[Interface dataset entries]
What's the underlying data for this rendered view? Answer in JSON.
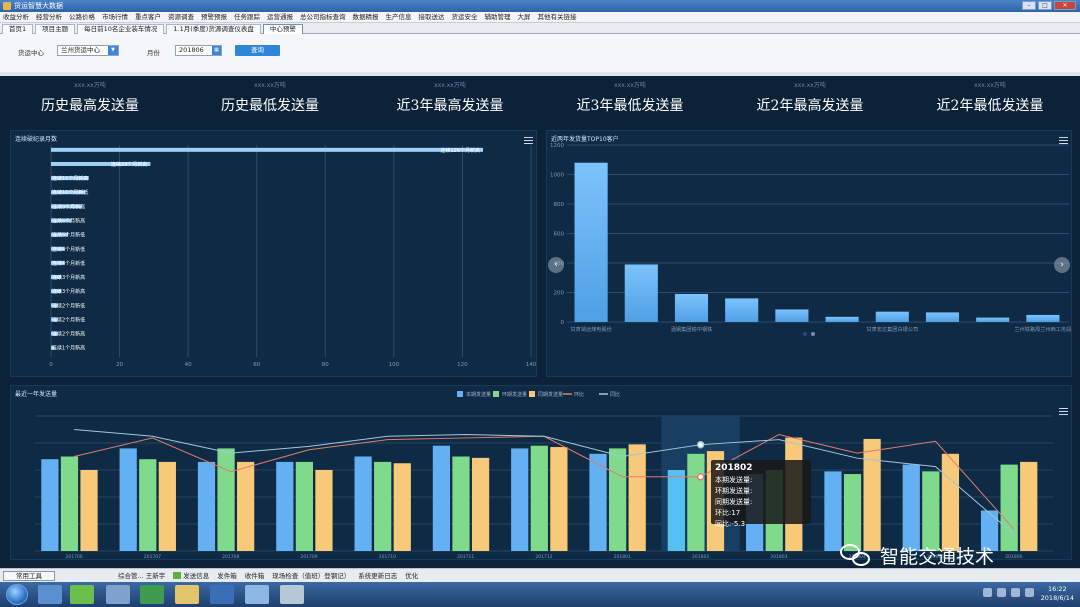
{
  "window": {
    "title": "货运智慧大数据"
  },
  "menu": [
    "收益分析",
    "经营分析",
    "公路价格",
    "市场行情",
    "重点客户",
    "资源调查",
    "预警预报",
    "任务跟踪",
    "运营通报",
    "总公司指标查询",
    "数据精报",
    "生产信息",
    "接取送达",
    "货运安全",
    "辅助管理",
    "大屏",
    "其他有关链接"
  ],
  "tabs": [
    "首页1",
    "项目主题",
    "每日前10名企业装车情况",
    "1.1月(季度)货源调查仪表盘",
    "中心预警"
  ],
  "filters": {
    "center_label": "货运中心",
    "center_value": "兰州货运中心",
    "month_label": "月份",
    "month_value": "201806",
    "query_label": "查询"
  },
  "kpis": [
    {
      "sub": "xxx.xx万吨",
      "label": "历史最高发送量"
    },
    {
      "sub": "xxx.xx万吨",
      "label": "历史最低发送量"
    },
    {
      "sub": "xxx.xx万吨",
      "label": "近3年最高发送量"
    },
    {
      "sub": "xxx.xx万吨",
      "label": "近3年最低发送量"
    },
    {
      "sub": "xxx.xx万吨",
      "label": "近2年最高发送量"
    },
    {
      "sub": "xxx.xx万吨",
      "label": "近2年最低发送量"
    }
  ],
  "panels": {
    "records_title": "连续破纪录月数",
    "top10_title": "近两年发货量TOP10客户",
    "trend_title": "最近一年发送量"
  },
  "chart_data": [
    {
      "type": "bar",
      "orientation": "horizontal",
      "title": "连续破纪录月数",
      "xlim": [
        0,
        140
      ],
      "x_ticks": [
        "0",
        "20",
        "40",
        "60",
        "80",
        "100",
        "120",
        "140"
      ],
      "bars": [
        {
          "value": 126,
          "label": "连续126个月新高"
        },
        {
          "value": 29,
          "label": "连续29个月新高"
        },
        {
          "value": 11,
          "label": "连续11个月新高"
        },
        {
          "value": 10,
          "label": "连续10个月新低"
        },
        {
          "value": 9,
          "label": "连续9个月新高"
        },
        {
          "value": 6,
          "label": "连续6个月新高"
        },
        {
          "value": 5,
          "label": "连续5个月新低"
        },
        {
          "value": 4,
          "label": "连续4个月新低"
        },
        {
          "value": 4,
          "label": "连续4个月新低"
        },
        {
          "value": 3,
          "label": "连续3个月新高"
        },
        {
          "value": 3,
          "label": "连续3个月新高"
        },
        {
          "value": 2,
          "label": "连续2个月新低"
        },
        {
          "value": 2,
          "label": "连续2个月新低"
        },
        {
          "value": 2,
          "label": "连续2个月新高"
        },
        {
          "value": 1,
          "label": "连续1个月新高"
        }
      ]
    },
    {
      "type": "bar",
      "title": "近两年发货量TOP10客户",
      "ylim": [
        0,
        1200
      ],
      "y_ticks": [
        "0",
        "200",
        "400",
        "600",
        "800",
        "1000",
        "1200"
      ],
      "categories": [
        "甘肃靖远煤电股份",
        "",
        "酒钢集团榆中钢铁",
        "",
        "",
        "",
        "甘肃宏达集团白银公司",
        "",
        "",
        "兰州铁路局兰州西工务段"
      ],
      "values": [
        1080,
        390,
        190,
        160,
        85,
        35,
        70,
        65,
        30,
        48
      ]
    },
    {
      "type": "bar",
      "title": "最近一年发送量",
      "legend": [
        "本期发送量",
        "环期发送量",
        "同期发送量",
        "环比",
        "同比"
      ],
      "legend_position": "top-center",
      "categories": [
        "201706",
        "201707",
        "201708",
        "201709",
        "201710",
        "201711",
        "201712",
        "201801",
        "201802",
        "201803",
        "201804",
        "201805",
        "201806"
      ],
      "ylim": [
        0,
        100
      ],
      "y2lim": [
        0,
        0.8
      ],
      "series": [
        {
          "name": "本期发送量",
          "values": [
            68,
            76,
            66,
            66,
            70,
            78,
            76,
            72,
            60,
            57,
            59,
            64,
            30
          ]
        },
        {
          "name": "环期发送量",
          "values": [
            70,
            68,
            76,
            66,
            66,
            70,
            78,
            76,
            72,
            60,
            57,
            59,
            64
          ]
        },
        {
          "name": "同期发送量",
          "values": [
            60,
            66,
            66,
            60,
            65,
            69,
            77,
            79,
            74,
            84,
            83,
            72,
            66
          ]
        },
        {
          "name": "环比",
          "values": [
            0.56,
            0.67,
            0.47,
            0.6,
            0.66,
            0.67,
            0.68,
            0.44,
            0.44,
            0.69,
            0.58,
            0.65,
            0.13
          ]
        },
        {
          "name": "同比",
          "values": [
            0.72,
            0.68,
            0.58,
            0.62,
            0.68,
            0.69,
            0.68,
            0.56,
            0.63,
            0.66,
            0.55,
            0.5,
            0.1
          ]
        }
      ],
      "colors": [
        "#63b0f3",
        "#7fdb8b",
        "#f8c978",
        "#e07b6f",
        "#9fc8d9"
      ],
      "highlight_category": "201802"
    }
  ],
  "tooltip": {
    "title": "201802",
    "rows": [
      "本期发送量:",
      "环期发送量:",
      "同期发送量:",
      "环比:17",
      "同比:-5.3"
    ]
  },
  "statusbar": {
    "common_tools": "常用工具",
    "items": [
      "综合管... 王新宇",
      "发送信息",
      "发件箱",
      "收件箱",
      "现场检查（值班）登钢记）",
      "系统更新日志",
      "优化"
    ]
  },
  "taskbar": {
    "time": "16:22",
    "date": "2018/6/14"
  },
  "watermark": {
    "text": "智能交通技术"
  }
}
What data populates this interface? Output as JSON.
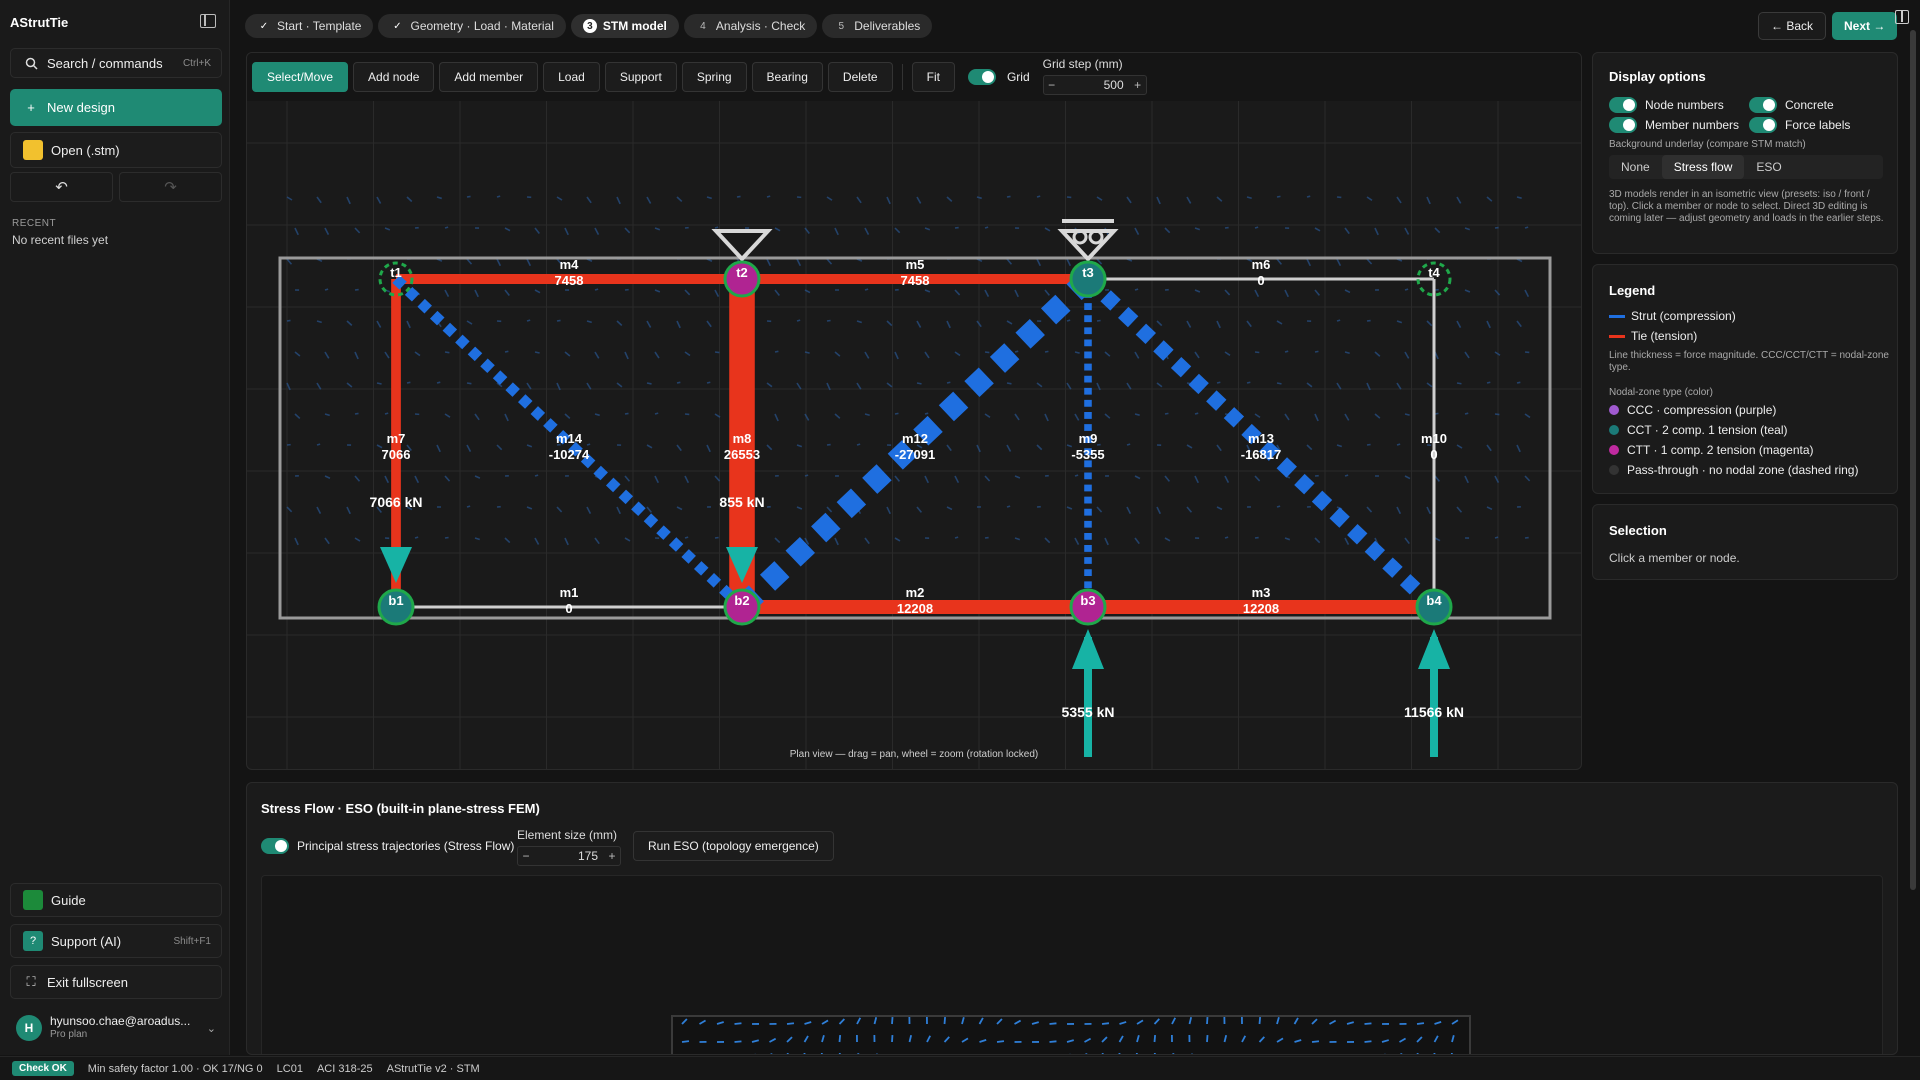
{
  "app": {
    "title": "AStrutTie"
  },
  "sidebar": {
    "search_label": "Search / commands",
    "search_shortcut": "Ctrl+K",
    "new_design": "New design",
    "open": "Open (.stm)",
    "recent_heading": "RECENT",
    "recent_empty": "No recent files yet",
    "guide": "Guide",
    "support": "Support (AI)",
    "support_shortcut": "Shift+F1",
    "exit_fullscreen": "Exit fullscreen",
    "user_initial": "H",
    "user_email": "hyunsoo.chae@aroadus...",
    "user_plan": "Pro plan"
  },
  "steps": [
    {
      "num": "✓",
      "label": "Start · Template",
      "state": "done"
    },
    {
      "num": "✓",
      "label": "Geometry · Load · Material",
      "state": "done"
    },
    {
      "num": "3",
      "label": "STM model",
      "state": "active"
    },
    {
      "num": "4",
      "label": "Analysis · Check",
      "state": "todo"
    },
    {
      "num": "5",
      "label": "Deliverables",
      "state": "todo"
    }
  ],
  "nav": {
    "back": "← Back",
    "next": "Next →"
  },
  "toolbar": {
    "tools": [
      "Select/Move",
      "Add node",
      "Add member",
      "Load",
      "Support",
      "Spring",
      "Bearing",
      "Delete"
    ],
    "fit": "Fit",
    "grid": "Grid",
    "grid_step_label": "Grid step (mm)",
    "grid_step_value": "500",
    "minus": "−",
    "plus": "+"
  },
  "canvas": {
    "hint": "Plan view — drag = pan, wheel = zoom (rotation locked)",
    "colors": {
      "tie": "#e8341c",
      "strut": "#1f6fe0",
      "ccc": "#c02aa0",
      "cct": "#1b7a78",
      "ctt": "#b02492",
      "load": "#17b3a5",
      "box": "#9a9a9a"
    },
    "nodes": [
      {
        "id": "t1",
        "x": 0,
        "y": 1,
        "type": "pass"
      },
      {
        "id": "t2",
        "x": 1,
        "y": 1,
        "type": "ctt"
      },
      {
        "id": "t3",
        "x": 2,
        "y": 1,
        "type": "cct"
      },
      {
        "id": "t4",
        "x": 3,
        "y": 1,
        "type": "pass"
      },
      {
        "id": "b1",
        "x": 0,
        "y": 0,
        "type": "cct"
      },
      {
        "id": "b2",
        "x": 1,
        "y": 0,
        "type": "ctt"
      },
      {
        "id": "b3",
        "x": 2,
        "y": 0,
        "type": "ctt"
      },
      {
        "id": "b4",
        "x": 3,
        "y": 0,
        "type": "cct"
      }
    ],
    "members": [
      {
        "id": "m1",
        "from": "b1",
        "to": "b2",
        "force": "0"
      },
      {
        "id": "m2",
        "from": "b2",
        "to": "b3",
        "force": "12208"
      },
      {
        "id": "m3",
        "from": "b3",
        "to": "b4",
        "force": "12208"
      },
      {
        "id": "m4",
        "from": "t1",
        "to": "t2",
        "force": "7458"
      },
      {
        "id": "m5",
        "from": "t2",
        "to": "t3",
        "force": "7458"
      },
      {
        "id": "m6",
        "from": "t3",
        "to": "t4",
        "force": "0"
      },
      {
        "id": "m7",
        "from": "t1",
        "to": "b1",
        "force": "7066"
      },
      {
        "id": "m8",
        "from": "t2",
        "to": "b2",
        "force": "26553"
      },
      {
        "id": "m9",
        "from": "t3",
        "to": "b3",
        "force": "-5355"
      },
      {
        "id": "m10",
        "from": "t4",
        "to": "b4",
        "force": "0"
      },
      {
        "id": "m12",
        "from": "b2",
        "to": "t3",
        "force": "-27091"
      },
      {
        "id": "m13",
        "from": "t3",
        "to": "b4",
        "force": "-16817"
      },
      {
        "id": "m14",
        "from": "t1",
        "to": "b2",
        "force": "-10274"
      }
    ],
    "loads": [
      {
        "at": "b1",
        "label": "7066 kN",
        "dir": "down"
      },
      {
        "at": "b2",
        "label": "855 kN",
        "dir": "down"
      },
      {
        "at": "b3",
        "label": "5355 kN",
        "dir": "up"
      },
      {
        "at": "b4",
        "label": "11566 kN",
        "dir": "up"
      }
    ],
    "supports": [
      {
        "at": "t2",
        "kind": "pin"
      },
      {
        "at": "t3",
        "kind": "roller"
      }
    ]
  },
  "display": {
    "title": "Display options",
    "node_numbers": "Node numbers",
    "concrete": "Concrete",
    "member_numbers": "Member numbers",
    "force_labels": "Force labels",
    "underlay_label": "Background underlay (compare STM match)",
    "underlay_options": [
      "None",
      "Stress flow",
      "ESO"
    ],
    "underlay_selected": "Stress flow",
    "note": "3D models render in an isometric view (presets: iso / front / top). Click a member or node to select. Direct 3D editing is coming later — adjust geometry and loads in the earlier steps."
  },
  "legend": {
    "title": "Legend",
    "strut": "Strut (compression)",
    "tie": "Tie (tension)",
    "thickness_note": "Line thickness = force magnitude. CCC/CCT/CTT = nodal-zone type.",
    "nodal_heading": "Nodal-zone type (color)",
    "ccc": "CCC · compression (purple)",
    "cct": "CCT · 2 comp. 1 tension (teal)",
    "ctt": "CTT · 1 comp. 2 tension (magenta)",
    "pass": "Pass-through · no nodal zone (dashed ring)"
  },
  "selection": {
    "title": "Selection",
    "hint": "Click a member or node."
  },
  "eso": {
    "title": "Stress Flow · ESO (built-in plane-stress FEM)",
    "toggle_label": "Principal stress trajectories (Stress Flow)",
    "element_size_label": "Element size (mm)",
    "element_size_value": "175",
    "run_button": "Run ESO (topology emergence)"
  },
  "status": {
    "badge": "Check OK",
    "summary": "Min safety factor 1.00 · OK 17/NG 0",
    "lc": "LC01",
    "code": "ACI 318-25",
    "version": "AStrutTie v2 · STM"
  }
}
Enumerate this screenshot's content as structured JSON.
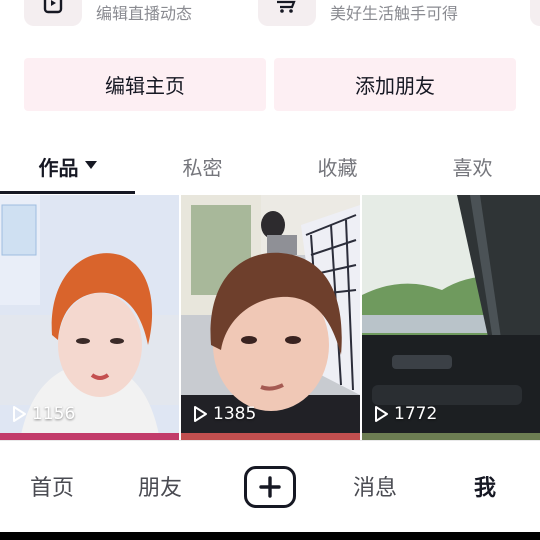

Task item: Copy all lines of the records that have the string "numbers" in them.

Exercise solution:
    "node_numbers": "Node numbers",
    "member_numbers": "Member numbers",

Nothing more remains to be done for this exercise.